Endicia's software allows retailers to purchase U.S.P.S. postage online and print postage labels, verify addresses, determine which U.S.P.S. shipping option is the most cost-effective and timely, and generate postage spending reports. The latest version of its software includes all the necessary information retailers need about the U.S.P.S.'s most recent options: Regional Rate boxes and Critical Mail, introduced in January.
While the size of a package plays a significant role in determining shipping costs, packaging also influences customer satisfaction. UPS's Package Design and Testing Lab simulates the temperature changes, air pressure, vibration and compression a package is subjected to during shipping and how those elements impact the condition of the package and its contents.
Working with retailer Plow & Hearth, UPS was able to develop a packaging solution that reduced damage rates from 18% to virtually zero. "We work with customers to understand all of the variables that go into shipping and one of those variables is to make sure the right packaging is in place to reduce waste, minimize cost and avoid damages," says UPS's Mansour.
In addition to its package testing lab, UPS has an eco-friendly program for retailers that support sustainable packaging initiatives. As more consumers become eco-conscious, some retailers are appealing to those shoppers by adopting packaging that's deemed less harmful to the environment.

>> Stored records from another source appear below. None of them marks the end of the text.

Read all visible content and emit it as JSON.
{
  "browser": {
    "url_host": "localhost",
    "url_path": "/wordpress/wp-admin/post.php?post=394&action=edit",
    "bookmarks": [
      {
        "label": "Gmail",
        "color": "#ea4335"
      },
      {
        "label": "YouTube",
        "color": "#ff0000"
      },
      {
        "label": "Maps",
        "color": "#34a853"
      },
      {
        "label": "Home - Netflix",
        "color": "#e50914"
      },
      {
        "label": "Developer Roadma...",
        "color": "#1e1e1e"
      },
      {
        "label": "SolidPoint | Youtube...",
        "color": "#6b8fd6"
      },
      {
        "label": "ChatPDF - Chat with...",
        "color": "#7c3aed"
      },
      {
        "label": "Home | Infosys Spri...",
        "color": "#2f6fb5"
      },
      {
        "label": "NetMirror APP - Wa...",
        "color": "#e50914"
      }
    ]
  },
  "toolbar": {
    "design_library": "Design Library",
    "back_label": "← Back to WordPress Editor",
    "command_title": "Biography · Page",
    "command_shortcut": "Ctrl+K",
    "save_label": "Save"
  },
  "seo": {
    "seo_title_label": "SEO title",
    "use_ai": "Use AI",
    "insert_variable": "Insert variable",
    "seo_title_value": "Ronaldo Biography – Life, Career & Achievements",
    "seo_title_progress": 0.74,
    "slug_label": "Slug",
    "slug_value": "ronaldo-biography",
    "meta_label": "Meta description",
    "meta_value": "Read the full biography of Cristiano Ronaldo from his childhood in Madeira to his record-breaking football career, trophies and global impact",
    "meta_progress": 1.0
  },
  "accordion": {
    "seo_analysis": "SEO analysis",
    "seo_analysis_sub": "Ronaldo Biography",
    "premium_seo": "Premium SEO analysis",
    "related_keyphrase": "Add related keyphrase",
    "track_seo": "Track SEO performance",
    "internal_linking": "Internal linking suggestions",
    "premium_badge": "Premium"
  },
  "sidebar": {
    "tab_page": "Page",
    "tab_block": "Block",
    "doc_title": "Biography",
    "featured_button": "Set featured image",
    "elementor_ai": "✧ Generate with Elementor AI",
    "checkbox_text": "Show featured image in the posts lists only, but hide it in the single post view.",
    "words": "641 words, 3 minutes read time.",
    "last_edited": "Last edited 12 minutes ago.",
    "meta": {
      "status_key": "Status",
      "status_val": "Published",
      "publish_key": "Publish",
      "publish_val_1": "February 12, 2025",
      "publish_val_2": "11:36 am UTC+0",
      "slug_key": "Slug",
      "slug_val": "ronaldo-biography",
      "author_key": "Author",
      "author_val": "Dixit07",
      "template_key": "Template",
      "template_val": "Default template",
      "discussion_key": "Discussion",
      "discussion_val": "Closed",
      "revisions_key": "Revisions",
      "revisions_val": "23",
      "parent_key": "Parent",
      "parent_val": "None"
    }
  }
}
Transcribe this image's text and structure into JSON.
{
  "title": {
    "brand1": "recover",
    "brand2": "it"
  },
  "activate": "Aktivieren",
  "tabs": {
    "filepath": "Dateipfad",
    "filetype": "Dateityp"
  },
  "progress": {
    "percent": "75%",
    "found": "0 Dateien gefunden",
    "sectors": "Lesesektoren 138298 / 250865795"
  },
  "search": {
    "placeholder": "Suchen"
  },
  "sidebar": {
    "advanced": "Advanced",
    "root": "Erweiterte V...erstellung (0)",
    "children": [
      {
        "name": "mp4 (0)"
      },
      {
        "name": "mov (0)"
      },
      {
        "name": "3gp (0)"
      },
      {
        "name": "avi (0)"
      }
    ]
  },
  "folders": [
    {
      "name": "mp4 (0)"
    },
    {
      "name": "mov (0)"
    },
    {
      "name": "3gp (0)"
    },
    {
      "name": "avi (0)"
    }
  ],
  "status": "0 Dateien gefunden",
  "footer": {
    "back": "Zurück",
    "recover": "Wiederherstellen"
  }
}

As part of its Eco Responsible Packaging Program, UPS helps participating retailers achieve sustainability by helping them select packaging materials that are biodegradable, recyclable or reusable, and still afford the best possible protection for the item. One of the credos of UPS's sustainability program is that damaged goods have to be returned, which increases a retailer's carbon footprint and thus should be avoided. The carrier also helps retailers select the right size box to avoid packaging waste.